(Source records)
++++++
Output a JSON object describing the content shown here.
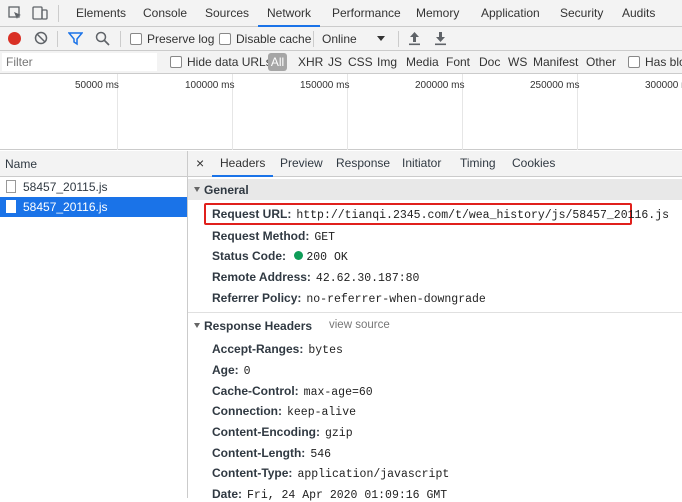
{
  "tabs": {
    "elements": "Elements",
    "console": "Console",
    "sources": "Sources",
    "network": "Network",
    "performance": "Performance",
    "memory": "Memory",
    "application": "Application",
    "security": "Security",
    "audits": "Audits"
  },
  "toolbar": {
    "preserve_log": "Preserve log",
    "disable_cache": "Disable cache",
    "throttle": "Online"
  },
  "filter": {
    "placeholder": "Filter",
    "hide_data_urls": "Hide data URLs",
    "types": [
      "All",
      "XHR",
      "JS",
      "CSS",
      "Img",
      "Media",
      "Font",
      "Doc",
      "WS",
      "Manifest",
      "Other"
    ],
    "has_blocked": "Has blo"
  },
  "timeline": {
    "ticks": [
      "50000 ms",
      "100000 ms",
      "150000 ms",
      "200000 ms",
      "250000 ms",
      "300000 r"
    ]
  },
  "requests": {
    "header": "Name",
    "items": [
      "58457_20115.js",
      "58457_20116.js"
    ]
  },
  "details": {
    "close": "×",
    "tabs": [
      "Headers",
      "Preview",
      "Response",
      "Initiator",
      "Timing",
      "Cookies"
    ],
    "general": {
      "title": "General",
      "request_url_label": "Request URL:",
      "request_url": "http://tianqi.2345.com/t/wea_history/js/58457_20116.js",
      "request_method_label": "Request Method:",
      "request_method": "GET",
      "status_code_label": "Status Code:",
      "status_code": "200 OK",
      "remote_address_label": "Remote Address:",
      "remote_address": "42.62.30.187:80",
      "referrer_policy_label": "Referrer Policy:",
      "referrer_policy": "no-referrer-when-downgrade"
    },
    "response_headers": {
      "title": "Response Headers",
      "view_source": "view source",
      "items": [
        {
          "name": "Accept-Ranges:",
          "value": "bytes"
        },
        {
          "name": "Age:",
          "value": "0"
        },
        {
          "name": "Cache-Control:",
          "value": "max-age=60"
        },
        {
          "name": "Connection:",
          "value": "keep-alive"
        },
        {
          "name": "Content-Encoding:",
          "value": "gzip"
        },
        {
          "name": "Content-Length:",
          "value": "546"
        },
        {
          "name": "Content-Type:",
          "value": "application/javascript"
        },
        {
          "name": "Date:",
          "value": "Fri, 24 Apr 2020 01:09:16 GMT"
        }
      ]
    }
  },
  "colors": {
    "accent": "#1a73e8",
    "record": "#d93025",
    "highlight": "#e0201c",
    "status_ok": "#0f9d58",
    "selected_row": "#1a73e8"
  }
}
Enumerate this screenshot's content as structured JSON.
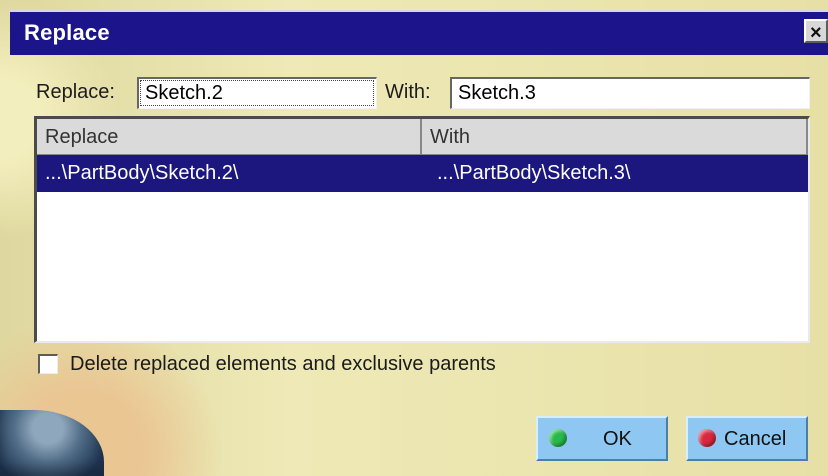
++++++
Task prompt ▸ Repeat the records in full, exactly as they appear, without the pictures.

Written response ▸
Output a JSON object describing the content shown here.
{
  "tabs": {
    "elements": "Elements",
    "console": "Console",
    "sources": "Sources",
    "network": "Network",
    "performance": "Performance",
    "memory": "Memory",
    "application": "Application",
    "security": "Security",
    "audits": "Audits"
  },
  "toolbar": {
    "preserve_log": "Preserve log",
    "disable_cache": "Disable cache",
    "throttle": "Online"
  },
  "filter": {
    "placeholder": "Filter",
    "hide_data_urls": "Hide data URLs",
    "types": [
      "All",
      "XHR",
      "JS",
      "CSS",
      "Img",
      "Media",
      "Font",
      "Doc",
      "WS",
      "Manifest",
      "Other"
    ],
    "has_blocked": "Has blo"
  },
  "timeline": {
    "ticks": [
      "50000 ms",
      "100000 ms",
      "150000 ms",
      "200000 ms",
      "250000 ms",
      "300000 r"
    ]
  },
  "requests": {
    "header": "Name",
    "items": [
      "58457_20115.js",
      "58457_20116.js"
    ]
  },
  "details": {
    "close": "×",
    "tabs": [
      "Headers",
      "Preview",
      "Response",
      "Initiator",
      "Timing",
      "Cookies"
    ],
    "general": {
      "title": "General",
      "request_url_label": "Request URL:",
      "request_url": "http://tianqi.2345.com/t/wea_history/js/58457_20116.js",
      "request_method_label": "Request Method:",
      "request_method": "GET",
      "status_code_label": "Status Code:",
      "status_code": "200 OK",
      "remote_address_label": "Remote Address:",
      "remote_address": "42.62.30.187:80",
      "referrer_policy_label": "Referrer Policy:",
      "referrer_policy": "no-referrer-when-downgrade"
    },
    "response_headers": {
      "title": "Response Headers",
      "view_source": "view source",
      "items": [
        {
          "name": "Accept-Ranges:",
          "value": "bytes"
        },
        {
          "name": "Age:",
          "value": "0"
        },
        {
          "name": "Cache-Control:",
          "value": "max-age=60"
        },
        {
          "name": "Connection:",
          "value": "keep-alive"
        },
        {
          "name": "Content-Encoding:",
          "value": "gzip"
        },
        {
          "name": "Content-Length:",
          "value": "546"
        },
        {
          "name": "Content-Type:",
          "value": "application/javascript"
        },
        {
          "name": "Date:",
          "value": "Fri, 24 Apr 2020 01:09:16 GMT"
        }
      ]
    }
  },
  "colors": {
    "accent": "#1a73e8",
    "record": "#d93025",
    "highlight": "#e0201c",
    "status_ok": "#0f9d58",
    "selected_row": "#1a73e8"
  }
}
Enumerate this screenshot's content as structured JSON.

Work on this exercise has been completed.